▶ _Exercise goal_
If a record contains a picture, leave the picture out and reproduce everything else exactly.

▶ _Input records_
================================
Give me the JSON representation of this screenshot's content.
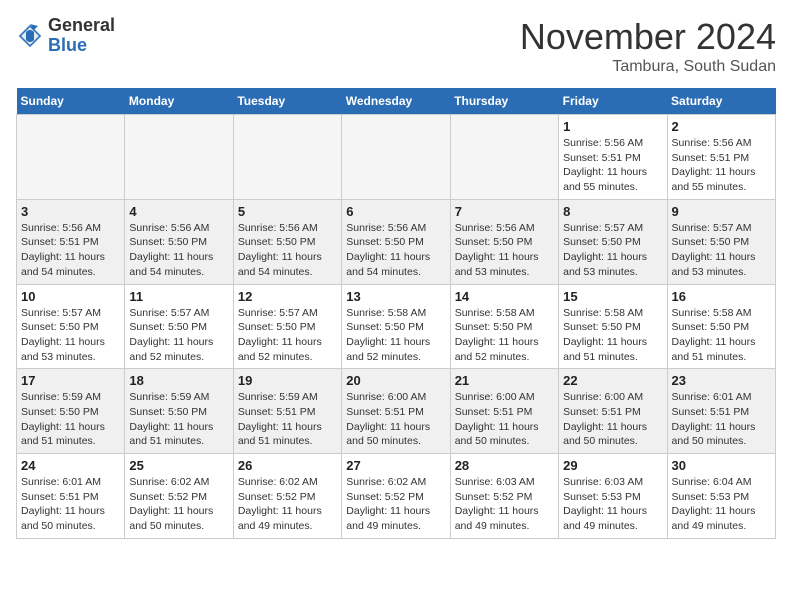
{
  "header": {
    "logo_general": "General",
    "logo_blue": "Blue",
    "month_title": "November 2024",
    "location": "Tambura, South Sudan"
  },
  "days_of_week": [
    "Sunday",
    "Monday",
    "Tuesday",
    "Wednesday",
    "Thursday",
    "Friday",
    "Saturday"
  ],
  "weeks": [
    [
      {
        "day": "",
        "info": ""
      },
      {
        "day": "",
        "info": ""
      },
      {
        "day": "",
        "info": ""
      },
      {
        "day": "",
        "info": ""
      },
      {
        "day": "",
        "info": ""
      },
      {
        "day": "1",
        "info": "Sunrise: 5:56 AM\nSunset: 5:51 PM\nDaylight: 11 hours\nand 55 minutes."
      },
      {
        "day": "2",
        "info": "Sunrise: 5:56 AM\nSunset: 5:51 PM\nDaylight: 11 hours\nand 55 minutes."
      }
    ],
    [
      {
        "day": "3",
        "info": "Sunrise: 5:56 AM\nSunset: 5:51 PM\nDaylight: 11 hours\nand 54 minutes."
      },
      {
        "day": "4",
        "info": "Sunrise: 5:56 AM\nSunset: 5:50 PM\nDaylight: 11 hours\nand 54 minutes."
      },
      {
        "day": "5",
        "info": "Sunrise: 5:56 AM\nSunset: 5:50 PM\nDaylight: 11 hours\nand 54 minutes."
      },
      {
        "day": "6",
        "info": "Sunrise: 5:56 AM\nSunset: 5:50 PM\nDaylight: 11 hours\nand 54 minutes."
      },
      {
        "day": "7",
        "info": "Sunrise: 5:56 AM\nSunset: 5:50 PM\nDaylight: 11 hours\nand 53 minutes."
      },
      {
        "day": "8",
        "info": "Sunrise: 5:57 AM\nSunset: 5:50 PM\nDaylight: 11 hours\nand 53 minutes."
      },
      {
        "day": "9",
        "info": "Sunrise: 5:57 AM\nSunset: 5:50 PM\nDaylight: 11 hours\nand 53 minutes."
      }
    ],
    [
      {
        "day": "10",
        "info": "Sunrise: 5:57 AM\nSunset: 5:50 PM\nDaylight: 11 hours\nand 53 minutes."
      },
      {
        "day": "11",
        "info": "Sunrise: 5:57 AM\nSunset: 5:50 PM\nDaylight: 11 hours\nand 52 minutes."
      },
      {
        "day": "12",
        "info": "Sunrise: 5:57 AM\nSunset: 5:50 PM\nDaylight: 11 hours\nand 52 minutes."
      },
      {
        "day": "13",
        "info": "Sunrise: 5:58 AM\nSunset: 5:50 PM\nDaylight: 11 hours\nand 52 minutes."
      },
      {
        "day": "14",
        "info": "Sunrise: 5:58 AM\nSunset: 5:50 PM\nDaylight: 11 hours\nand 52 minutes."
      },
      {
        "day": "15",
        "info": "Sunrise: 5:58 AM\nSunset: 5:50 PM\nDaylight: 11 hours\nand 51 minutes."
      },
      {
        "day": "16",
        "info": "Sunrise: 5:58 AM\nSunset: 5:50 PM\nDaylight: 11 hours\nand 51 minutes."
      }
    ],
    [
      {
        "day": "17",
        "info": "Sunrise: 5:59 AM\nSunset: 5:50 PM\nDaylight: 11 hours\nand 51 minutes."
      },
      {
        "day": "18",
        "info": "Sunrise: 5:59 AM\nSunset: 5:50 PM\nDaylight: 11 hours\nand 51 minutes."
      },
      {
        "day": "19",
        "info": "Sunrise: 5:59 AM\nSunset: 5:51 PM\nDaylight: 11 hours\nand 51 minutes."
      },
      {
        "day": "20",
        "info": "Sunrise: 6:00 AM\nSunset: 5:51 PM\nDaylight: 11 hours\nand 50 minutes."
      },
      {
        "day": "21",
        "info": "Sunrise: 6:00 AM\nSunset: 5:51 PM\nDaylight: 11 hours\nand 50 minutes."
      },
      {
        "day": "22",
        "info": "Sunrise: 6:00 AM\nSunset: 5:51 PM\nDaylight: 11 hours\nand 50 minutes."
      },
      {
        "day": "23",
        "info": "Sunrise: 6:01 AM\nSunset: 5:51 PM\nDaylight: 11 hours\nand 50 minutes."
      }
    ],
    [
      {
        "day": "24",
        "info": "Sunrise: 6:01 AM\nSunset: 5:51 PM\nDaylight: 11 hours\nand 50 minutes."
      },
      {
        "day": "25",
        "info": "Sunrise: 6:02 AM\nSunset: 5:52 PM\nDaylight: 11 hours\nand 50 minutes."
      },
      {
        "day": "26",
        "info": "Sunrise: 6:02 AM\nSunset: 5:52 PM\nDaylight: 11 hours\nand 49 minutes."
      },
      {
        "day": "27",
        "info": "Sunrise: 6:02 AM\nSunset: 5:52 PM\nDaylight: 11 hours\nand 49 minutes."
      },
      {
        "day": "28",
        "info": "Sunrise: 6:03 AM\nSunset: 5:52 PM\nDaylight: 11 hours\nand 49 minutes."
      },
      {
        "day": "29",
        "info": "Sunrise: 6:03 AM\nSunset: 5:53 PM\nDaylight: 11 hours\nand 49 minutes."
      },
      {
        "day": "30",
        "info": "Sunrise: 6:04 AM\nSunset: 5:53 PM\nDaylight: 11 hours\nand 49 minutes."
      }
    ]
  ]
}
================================
▶ _Output below_
Give me the JSON representation of this screenshot's content.
{
  "header": {
    "logo_general": "General",
    "logo_blue": "Blue",
    "month_title": "November 2024",
    "location": "Tambura, South Sudan"
  },
  "days_of_week": [
    "Sunday",
    "Monday",
    "Tuesday",
    "Wednesday",
    "Thursday",
    "Friday",
    "Saturday"
  ],
  "weeks": [
    [
      {
        "day": "",
        "info": ""
      },
      {
        "day": "",
        "info": ""
      },
      {
        "day": "",
        "info": ""
      },
      {
        "day": "",
        "info": ""
      },
      {
        "day": "",
        "info": ""
      },
      {
        "day": "1",
        "info": "Sunrise: 5:56 AM\nSunset: 5:51 PM\nDaylight: 11 hours\nand 55 minutes."
      },
      {
        "day": "2",
        "info": "Sunrise: 5:56 AM\nSunset: 5:51 PM\nDaylight: 11 hours\nand 55 minutes."
      }
    ],
    [
      {
        "day": "3",
        "info": "Sunrise: 5:56 AM\nSunset: 5:51 PM\nDaylight: 11 hours\nand 54 minutes."
      },
      {
        "day": "4",
        "info": "Sunrise: 5:56 AM\nSunset: 5:50 PM\nDaylight: 11 hours\nand 54 minutes."
      },
      {
        "day": "5",
        "info": "Sunrise: 5:56 AM\nSunset: 5:50 PM\nDaylight: 11 hours\nand 54 minutes."
      },
      {
        "day": "6",
        "info": "Sunrise: 5:56 AM\nSunset: 5:50 PM\nDaylight: 11 hours\nand 54 minutes."
      },
      {
        "day": "7",
        "info": "Sunrise: 5:56 AM\nSunset: 5:50 PM\nDaylight: 11 hours\nand 53 minutes."
      },
      {
        "day": "8",
        "info": "Sunrise: 5:57 AM\nSunset: 5:50 PM\nDaylight: 11 hours\nand 53 minutes."
      },
      {
        "day": "9",
        "info": "Sunrise: 5:57 AM\nSunset: 5:50 PM\nDaylight: 11 hours\nand 53 minutes."
      }
    ],
    [
      {
        "day": "10",
        "info": "Sunrise: 5:57 AM\nSunset: 5:50 PM\nDaylight: 11 hours\nand 53 minutes."
      },
      {
        "day": "11",
        "info": "Sunrise: 5:57 AM\nSunset: 5:50 PM\nDaylight: 11 hours\nand 52 minutes."
      },
      {
        "day": "12",
        "info": "Sunrise: 5:57 AM\nSunset: 5:50 PM\nDaylight: 11 hours\nand 52 minutes."
      },
      {
        "day": "13",
        "info": "Sunrise: 5:58 AM\nSunset: 5:50 PM\nDaylight: 11 hours\nand 52 minutes."
      },
      {
        "day": "14",
        "info": "Sunrise: 5:58 AM\nSunset: 5:50 PM\nDaylight: 11 hours\nand 52 minutes."
      },
      {
        "day": "15",
        "info": "Sunrise: 5:58 AM\nSunset: 5:50 PM\nDaylight: 11 hours\nand 51 minutes."
      },
      {
        "day": "16",
        "info": "Sunrise: 5:58 AM\nSunset: 5:50 PM\nDaylight: 11 hours\nand 51 minutes."
      }
    ],
    [
      {
        "day": "17",
        "info": "Sunrise: 5:59 AM\nSunset: 5:50 PM\nDaylight: 11 hours\nand 51 minutes."
      },
      {
        "day": "18",
        "info": "Sunrise: 5:59 AM\nSunset: 5:50 PM\nDaylight: 11 hours\nand 51 minutes."
      },
      {
        "day": "19",
        "info": "Sunrise: 5:59 AM\nSunset: 5:51 PM\nDaylight: 11 hours\nand 51 minutes."
      },
      {
        "day": "20",
        "info": "Sunrise: 6:00 AM\nSunset: 5:51 PM\nDaylight: 11 hours\nand 50 minutes."
      },
      {
        "day": "21",
        "info": "Sunrise: 6:00 AM\nSunset: 5:51 PM\nDaylight: 11 hours\nand 50 minutes."
      },
      {
        "day": "22",
        "info": "Sunrise: 6:00 AM\nSunset: 5:51 PM\nDaylight: 11 hours\nand 50 minutes."
      },
      {
        "day": "23",
        "info": "Sunrise: 6:01 AM\nSunset: 5:51 PM\nDaylight: 11 hours\nand 50 minutes."
      }
    ],
    [
      {
        "day": "24",
        "info": "Sunrise: 6:01 AM\nSunset: 5:51 PM\nDaylight: 11 hours\nand 50 minutes."
      },
      {
        "day": "25",
        "info": "Sunrise: 6:02 AM\nSunset: 5:52 PM\nDaylight: 11 hours\nand 50 minutes."
      },
      {
        "day": "26",
        "info": "Sunrise: 6:02 AM\nSunset: 5:52 PM\nDaylight: 11 hours\nand 49 minutes."
      },
      {
        "day": "27",
        "info": "Sunrise: 6:02 AM\nSunset: 5:52 PM\nDaylight: 11 hours\nand 49 minutes."
      },
      {
        "day": "28",
        "info": "Sunrise: 6:03 AM\nSunset: 5:52 PM\nDaylight: 11 hours\nand 49 minutes."
      },
      {
        "day": "29",
        "info": "Sunrise: 6:03 AM\nSunset: 5:53 PM\nDaylight: 11 hours\nand 49 minutes."
      },
      {
        "day": "30",
        "info": "Sunrise: 6:04 AM\nSunset: 5:53 PM\nDaylight: 11 hours\nand 49 minutes."
      }
    ]
  ]
}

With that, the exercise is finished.